Go through the data and retrieve each line that includes the string "sweep".

• [Data excerpts]:
__________

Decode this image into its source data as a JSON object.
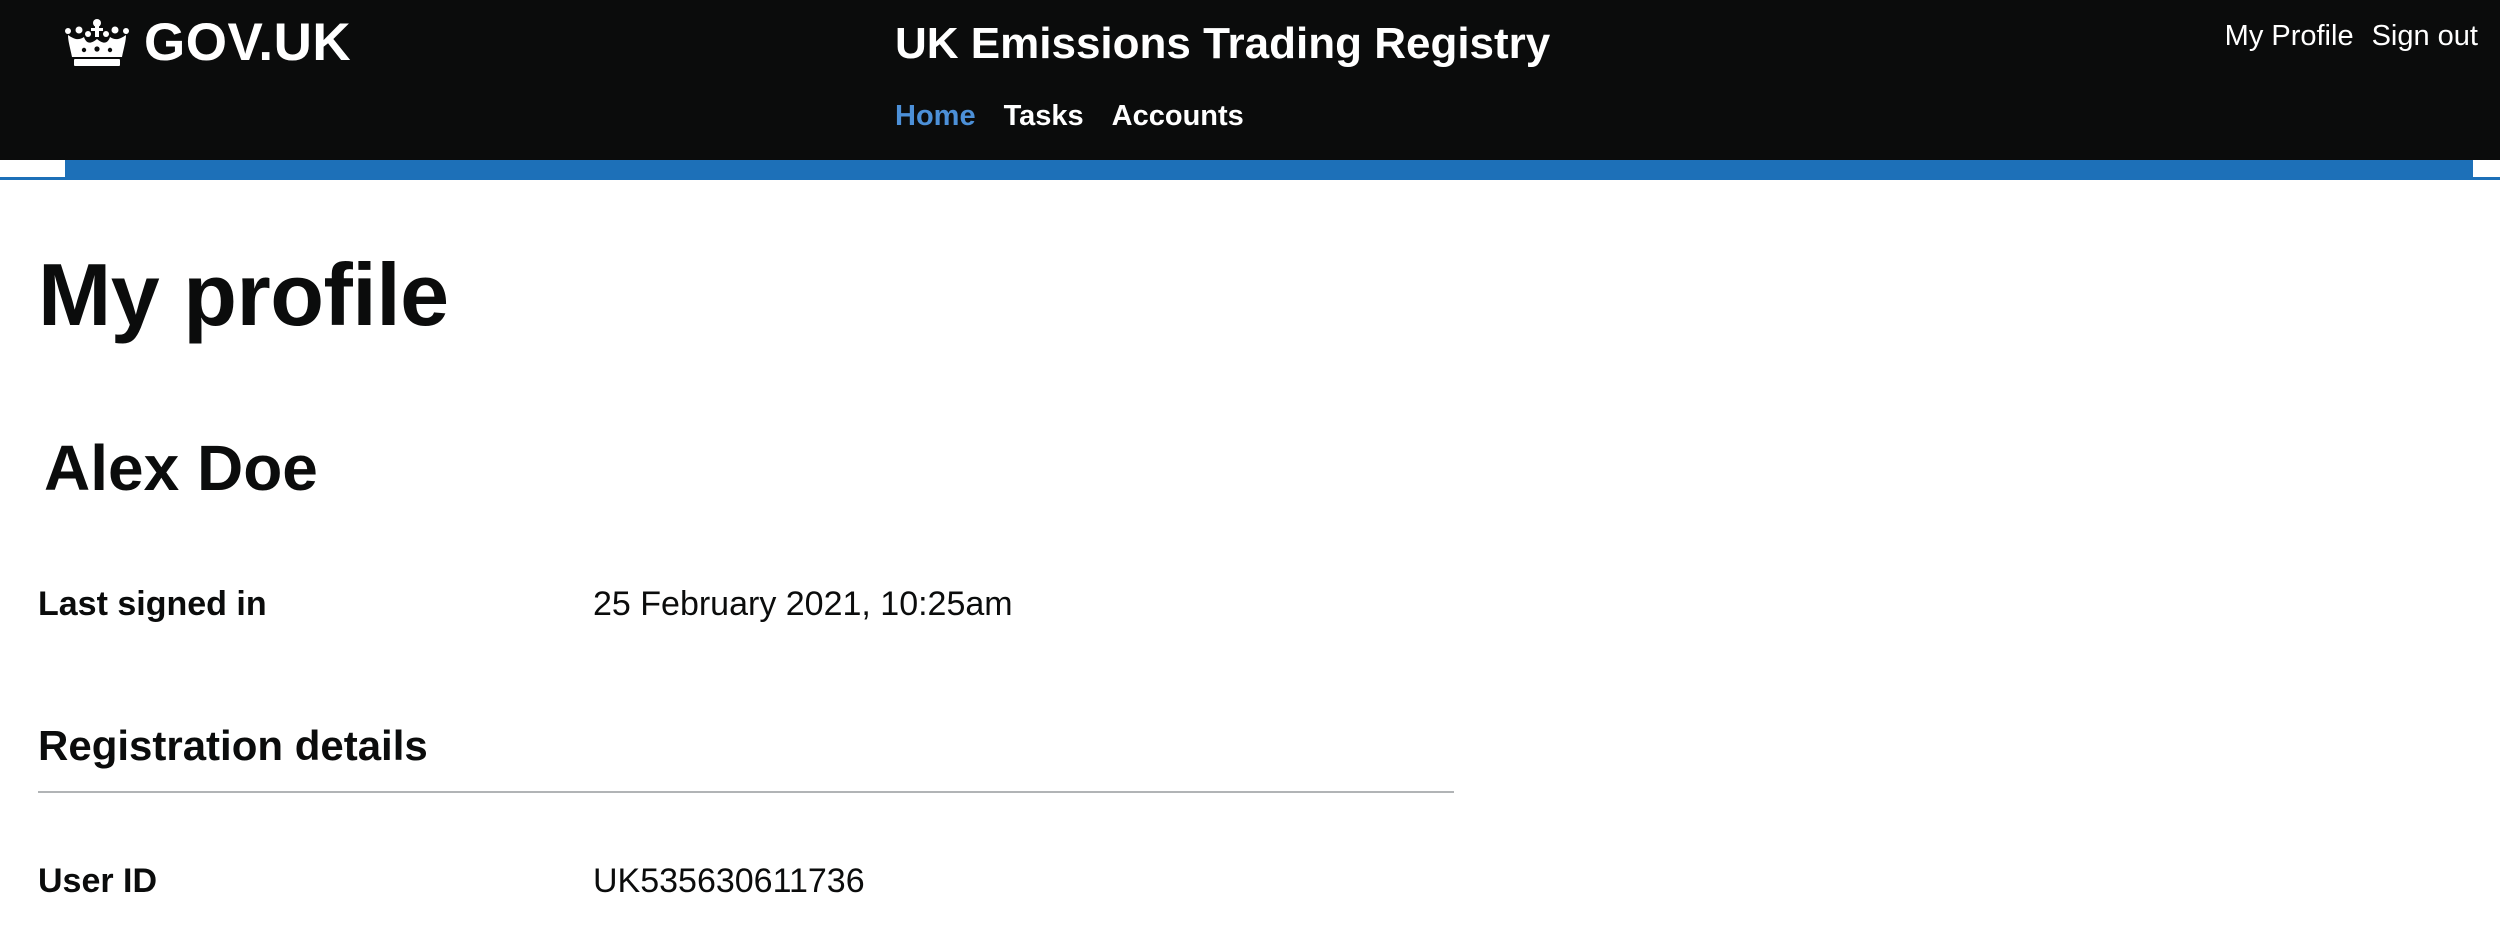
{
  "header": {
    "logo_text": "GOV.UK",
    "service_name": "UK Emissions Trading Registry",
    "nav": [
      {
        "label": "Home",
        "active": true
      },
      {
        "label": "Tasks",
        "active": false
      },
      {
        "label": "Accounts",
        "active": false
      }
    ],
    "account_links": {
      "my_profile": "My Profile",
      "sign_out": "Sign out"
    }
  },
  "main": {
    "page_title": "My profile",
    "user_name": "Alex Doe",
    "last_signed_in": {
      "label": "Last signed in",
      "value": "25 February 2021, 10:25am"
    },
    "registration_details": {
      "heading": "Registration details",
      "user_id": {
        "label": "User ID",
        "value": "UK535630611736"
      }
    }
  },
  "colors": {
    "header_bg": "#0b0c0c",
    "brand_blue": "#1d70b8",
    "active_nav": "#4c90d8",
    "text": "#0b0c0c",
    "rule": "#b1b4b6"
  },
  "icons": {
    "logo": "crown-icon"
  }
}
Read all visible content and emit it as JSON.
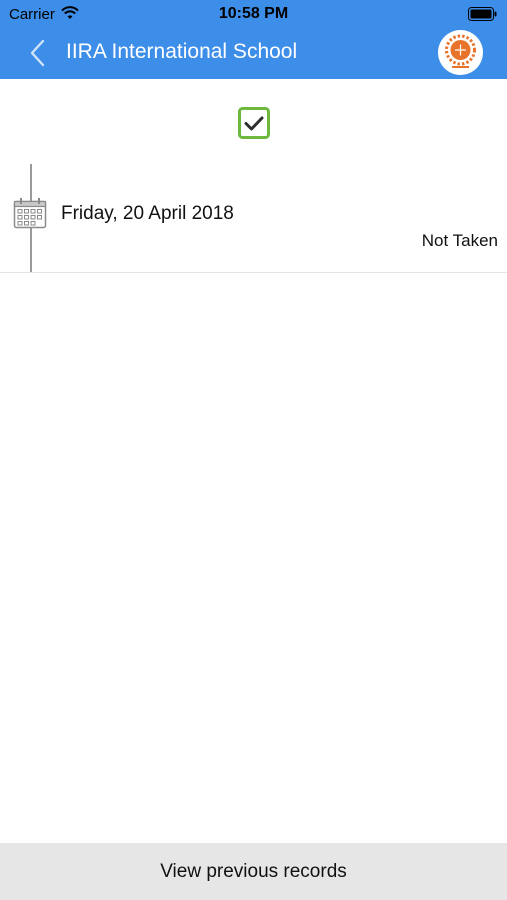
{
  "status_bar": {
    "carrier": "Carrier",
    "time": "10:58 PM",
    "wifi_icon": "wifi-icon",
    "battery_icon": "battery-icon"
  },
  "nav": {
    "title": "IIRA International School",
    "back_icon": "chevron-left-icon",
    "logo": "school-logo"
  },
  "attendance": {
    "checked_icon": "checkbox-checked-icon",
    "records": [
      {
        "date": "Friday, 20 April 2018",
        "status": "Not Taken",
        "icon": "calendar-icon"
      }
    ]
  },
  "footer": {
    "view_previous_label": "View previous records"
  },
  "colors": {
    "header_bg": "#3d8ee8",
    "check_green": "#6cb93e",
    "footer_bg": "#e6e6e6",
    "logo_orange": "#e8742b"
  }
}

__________

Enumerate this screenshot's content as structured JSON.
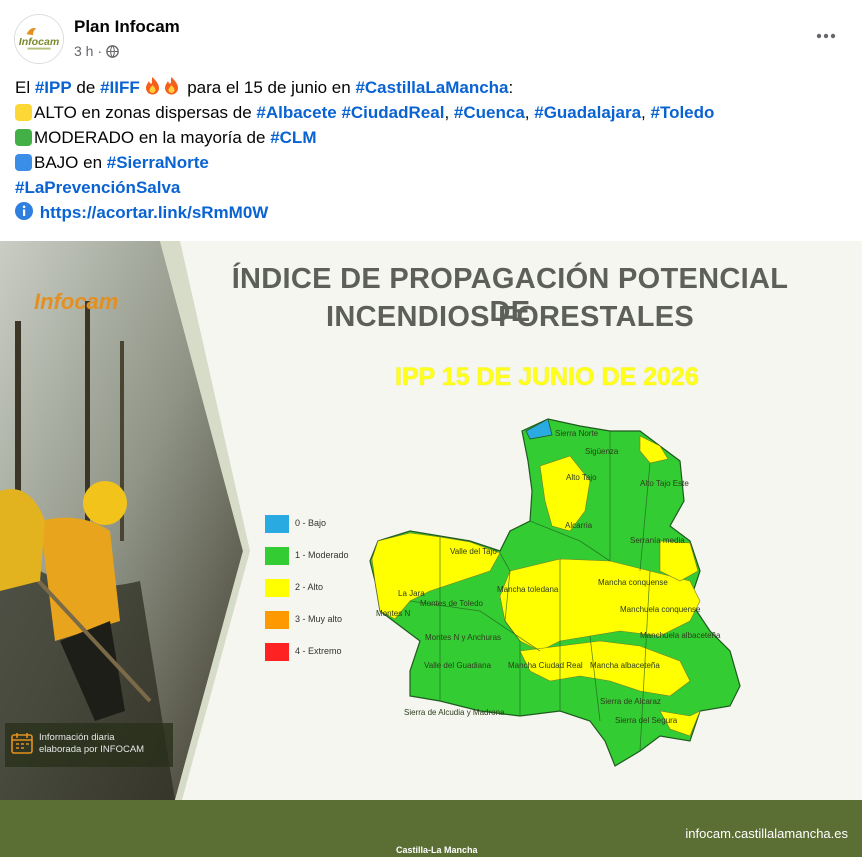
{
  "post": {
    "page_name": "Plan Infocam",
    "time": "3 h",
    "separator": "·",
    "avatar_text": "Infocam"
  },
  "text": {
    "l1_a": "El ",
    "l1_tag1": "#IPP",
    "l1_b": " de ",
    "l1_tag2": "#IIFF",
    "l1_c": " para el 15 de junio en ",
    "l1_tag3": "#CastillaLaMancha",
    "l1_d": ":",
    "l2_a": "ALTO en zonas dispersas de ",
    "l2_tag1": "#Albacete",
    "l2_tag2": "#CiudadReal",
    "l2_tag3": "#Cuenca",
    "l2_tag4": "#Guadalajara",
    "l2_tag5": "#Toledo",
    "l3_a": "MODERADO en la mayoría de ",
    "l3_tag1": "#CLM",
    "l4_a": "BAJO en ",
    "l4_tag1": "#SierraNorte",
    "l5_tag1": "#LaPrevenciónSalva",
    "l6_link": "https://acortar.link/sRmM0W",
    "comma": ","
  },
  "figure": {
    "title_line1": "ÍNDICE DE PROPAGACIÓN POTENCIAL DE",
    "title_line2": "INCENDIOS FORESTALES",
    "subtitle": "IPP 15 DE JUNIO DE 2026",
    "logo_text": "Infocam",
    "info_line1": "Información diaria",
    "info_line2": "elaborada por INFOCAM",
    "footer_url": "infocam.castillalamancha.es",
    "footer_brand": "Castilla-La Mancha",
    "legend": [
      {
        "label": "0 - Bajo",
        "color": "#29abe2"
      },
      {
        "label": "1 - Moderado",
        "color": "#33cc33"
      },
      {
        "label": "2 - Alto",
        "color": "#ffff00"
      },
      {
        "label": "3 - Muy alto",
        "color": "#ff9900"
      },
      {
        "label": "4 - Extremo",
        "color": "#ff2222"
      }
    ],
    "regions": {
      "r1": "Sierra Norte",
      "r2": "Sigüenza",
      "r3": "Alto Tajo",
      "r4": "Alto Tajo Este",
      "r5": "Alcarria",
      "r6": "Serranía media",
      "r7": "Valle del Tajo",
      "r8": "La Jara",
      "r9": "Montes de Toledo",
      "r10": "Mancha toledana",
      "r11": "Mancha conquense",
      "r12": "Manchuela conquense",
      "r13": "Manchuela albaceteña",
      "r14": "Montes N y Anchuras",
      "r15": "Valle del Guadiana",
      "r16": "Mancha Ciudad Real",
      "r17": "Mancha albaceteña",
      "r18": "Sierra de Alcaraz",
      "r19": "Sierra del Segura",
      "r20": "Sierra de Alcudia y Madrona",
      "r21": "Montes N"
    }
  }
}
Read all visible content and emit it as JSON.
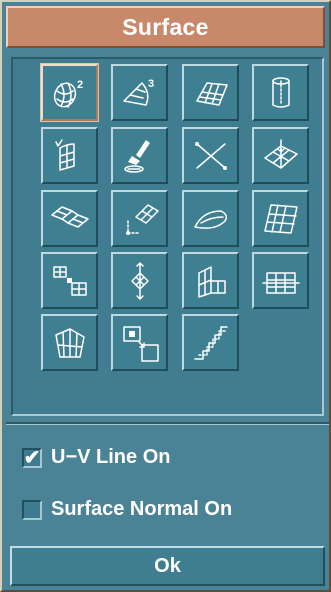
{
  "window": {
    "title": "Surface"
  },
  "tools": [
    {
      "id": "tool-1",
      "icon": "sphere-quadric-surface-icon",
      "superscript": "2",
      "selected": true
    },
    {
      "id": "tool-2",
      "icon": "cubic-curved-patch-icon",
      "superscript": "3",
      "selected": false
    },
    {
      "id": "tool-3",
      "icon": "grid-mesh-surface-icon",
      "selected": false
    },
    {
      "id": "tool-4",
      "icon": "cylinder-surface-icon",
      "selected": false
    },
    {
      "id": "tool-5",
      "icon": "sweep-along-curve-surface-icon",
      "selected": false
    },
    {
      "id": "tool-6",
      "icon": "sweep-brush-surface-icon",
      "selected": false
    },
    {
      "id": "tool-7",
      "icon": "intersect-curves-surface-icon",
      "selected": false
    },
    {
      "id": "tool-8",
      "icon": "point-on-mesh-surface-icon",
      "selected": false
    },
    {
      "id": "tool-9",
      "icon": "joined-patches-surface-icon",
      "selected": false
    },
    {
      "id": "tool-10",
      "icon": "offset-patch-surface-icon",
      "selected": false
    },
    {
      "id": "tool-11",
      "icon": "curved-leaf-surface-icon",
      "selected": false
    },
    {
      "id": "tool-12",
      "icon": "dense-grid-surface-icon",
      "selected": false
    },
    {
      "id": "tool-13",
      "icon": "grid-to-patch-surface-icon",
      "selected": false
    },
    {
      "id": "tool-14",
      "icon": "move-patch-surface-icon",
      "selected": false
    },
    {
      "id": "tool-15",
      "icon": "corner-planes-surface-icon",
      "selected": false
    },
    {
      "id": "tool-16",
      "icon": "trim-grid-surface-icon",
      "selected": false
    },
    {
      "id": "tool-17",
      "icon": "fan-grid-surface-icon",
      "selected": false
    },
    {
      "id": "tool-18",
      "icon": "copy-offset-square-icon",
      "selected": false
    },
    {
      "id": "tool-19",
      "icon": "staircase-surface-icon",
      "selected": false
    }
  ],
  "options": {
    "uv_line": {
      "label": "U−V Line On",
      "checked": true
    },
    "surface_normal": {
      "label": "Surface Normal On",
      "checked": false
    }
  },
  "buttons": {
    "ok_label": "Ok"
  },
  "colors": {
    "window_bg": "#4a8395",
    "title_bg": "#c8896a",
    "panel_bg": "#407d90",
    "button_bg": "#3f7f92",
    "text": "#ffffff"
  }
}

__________

• [YOUR RESPONSE]:
      "icon": "sweep-along-curve-surface-icon",
      "icon": "sweep-brush-surface-icon",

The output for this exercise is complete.